David Ogle’s great Uncle, Lee Ogle and wife Lillie (pictured right) started the broom-making tradition in the late 1920’s. They started their shop up on John’s Branch Road.
Lee Ogle was born in the mountains of East Tennessee, and he was raised to make use of the many things nature provides. With strong hands and the patient skill acquired from years of work, Lee Ogle made brooms.
Straw from broom corn raised by family and neighbors, bindings of the soft inner bark of poplar trees, and sturdy handles of laurel were all used to create brooms that looked as good as they swept.
David’s Dad and Mom, Wayne and Betty Ogle (pictured left), started making brooms in 1960. They made brooms together until the 1970’s. David started making brooms with his father when he was 13 and by the time he was 16 it was a full time job. He worked with Wayne until 1988.
David Ogle (pictured right with his dad Wayne) still carries on the tradition today. David and his wife Tammie make the brooms as close to the original as when the brooms were first made.
Because the broom handles are individually made, no two are alike.
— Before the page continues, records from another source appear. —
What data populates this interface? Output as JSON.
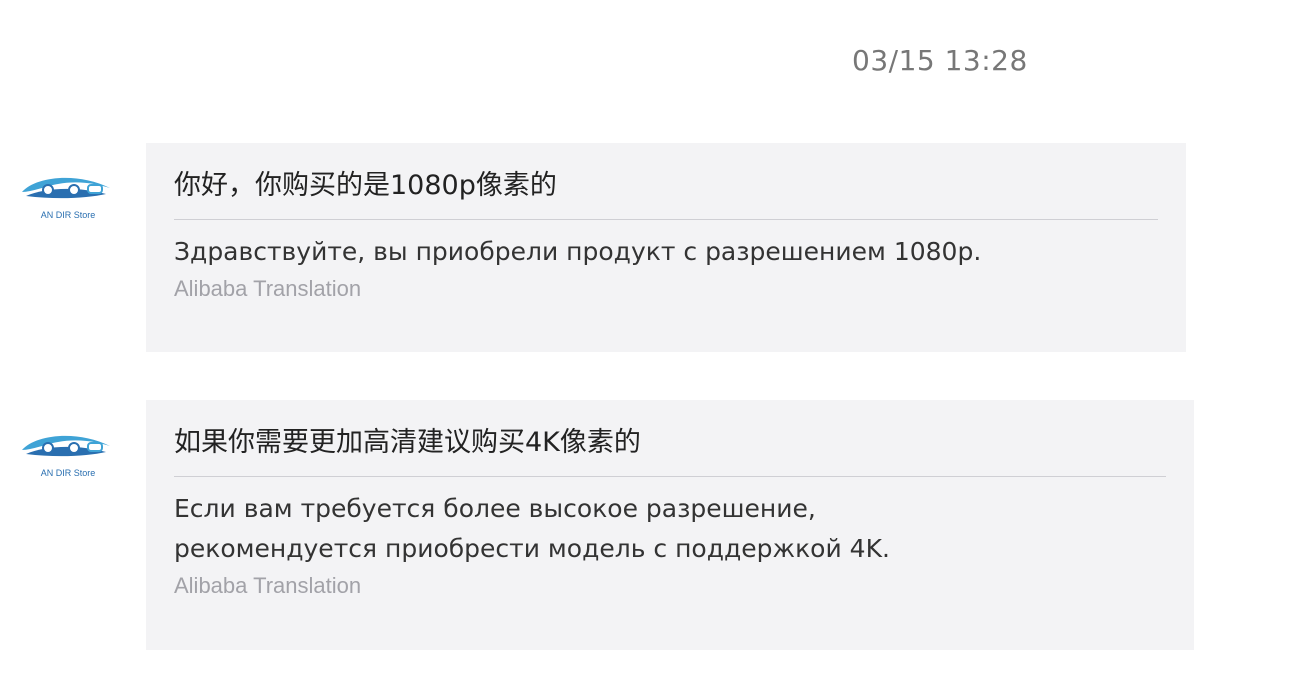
{
  "timestamp": "03/15 13:28",
  "messages": [
    {
      "avatar_text": "AN DIR Store",
      "original": "你好，你购买的是1080p像素的",
      "translation": "Здравствуйте, вы приобрели продукт с разрешением 1080р.",
      "provider": "Alibaba Translation"
    },
    {
      "avatar_text": "AN DIR Store",
      "original": "如果你需要更加高清建议购买4K像素的",
      "translation_lines": [
        "Если вам требуется более высокое разрешение,",
        "рекомендуется приобрести модель с поддержкой 4K."
      ],
      "provider": "Alibaba Translation"
    }
  ],
  "colors": {
    "bubble_bg": "#f3f3f5",
    "avatar_blue": "#2a6fb0",
    "provider_gray": "#a2a2a8"
  },
  "icons": {
    "avatar": "store-logo-icon"
  }
}
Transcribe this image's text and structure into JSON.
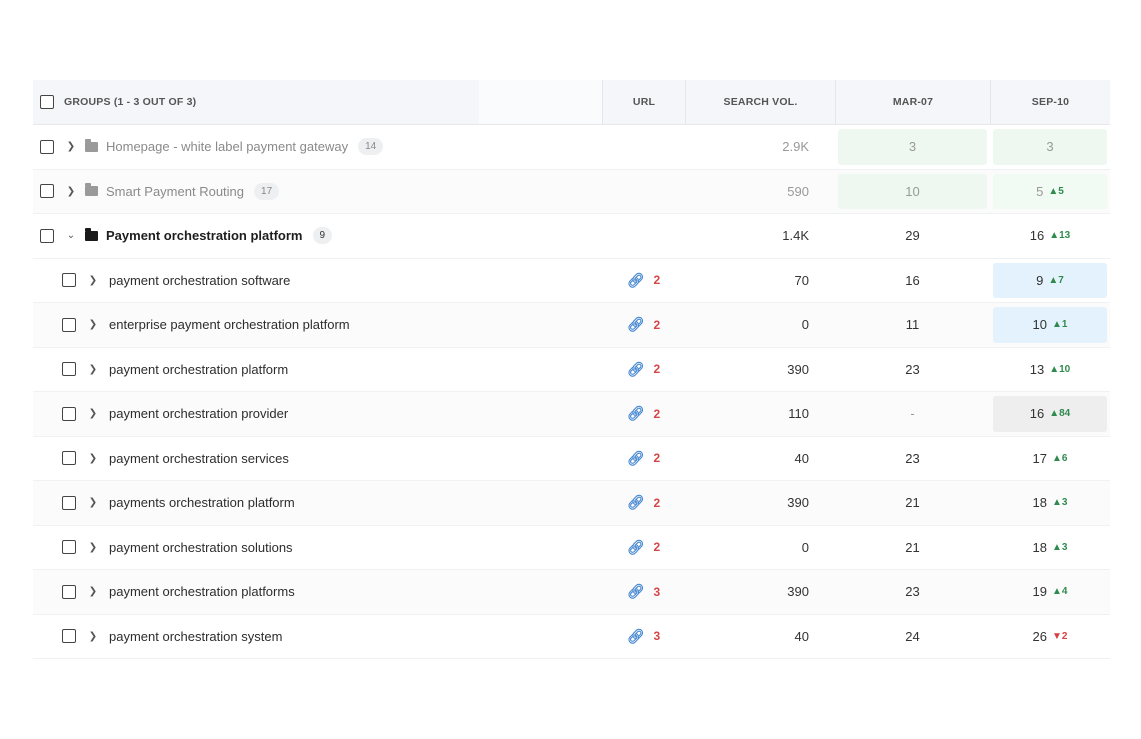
{
  "header": {
    "groups_label": "GROUPS (1 - 3 OUT OF 3)",
    "url": "URL",
    "search_vol": "SEARCH VOL.",
    "date1": "MAR-07",
    "date2": "SEP-10"
  },
  "groups": [
    {
      "name": "Homepage - white label payment gateway",
      "count": "14",
      "vol": "2.9K",
      "mar": "3",
      "sep": "3",
      "sep_delta": ""
    },
    {
      "name": "Smart Payment Routing",
      "count": "17",
      "vol": "590",
      "mar": "10",
      "sep": "5",
      "sep_delta": "5"
    },
    {
      "name": "Payment orchestration platform",
      "count": "9",
      "vol": "1.4K",
      "mar": "29",
      "sep": "16",
      "sep_delta": "13"
    }
  ],
  "keywords": [
    {
      "name": "payment orchestration software",
      "url_count": "2",
      "vol": "70",
      "mar": "16",
      "sep": "9",
      "delta": "7",
      "dir": "up"
    },
    {
      "name": "enterprise payment orchestration platform",
      "url_count": "2",
      "vol": "0",
      "mar": "11",
      "sep": "10",
      "delta": "1",
      "dir": "up"
    },
    {
      "name": "payment orchestration platform",
      "url_count": "2",
      "vol": "390",
      "mar": "23",
      "sep": "13",
      "delta": "10",
      "dir": "up"
    },
    {
      "name": "payment orchestration provider",
      "url_count": "2",
      "vol": "110",
      "mar": "-",
      "sep": "16",
      "delta": "84",
      "dir": "up"
    },
    {
      "name": "payment orchestration services",
      "url_count": "2",
      "vol": "40",
      "mar": "23",
      "sep": "17",
      "delta": "6",
      "dir": "up"
    },
    {
      "name": "payments orchestration platform",
      "url_count": "2",
      "vol": "390",
      "mar": "21",
      "sep": "18",
      "delta": "3",
      "dir": "up"
    },
    {
      "name": "payment orchestration solutions",
      "url_count": "2",
      "vol": "0",
      "mar": "21",
      "sep": "18",
      "delta": "3",
      "dir": "up"
    },
    {
      "name": "payment orchestration platforms",
      "url_count": "3",
      "vol": "390",
      "mar": "23",
      "sep": "19",
      "delta": "4",
      "dir": "up"
    },
    {
      "name": "payment orchestration system",
      "url_count": "3",
      "vol": "40",
      "mar": "24",
      "sep": "26",
      "delta": "2",
      "dir": "down"
    }
  ],
  "icons": {
    "link": "link-icon",
    "folder": "folder-icon",
    "up": "triangle-up-icon",
    "down": "triangle-down-icon"
  },
  "colors": {
    "top3_bg": "#eef8f0",
    "top10_bg": "#e4f2fd",
    "new_bg": "#eeeeee",
    "positive": "#2f8a4d",
    "negative": "#d84040",
    "url_count": "#d64545",
    "link": "#4b8bd2"
  }
}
The broom corn is hand-bound and knotted both front and back unlike commerically available brooms.
The Ogles are so confident in the quality of their brooms…
if you wear one out, they will replace the broom corn at their shop in the Great Smoky Arts & Crafts Community while you wait for only $15.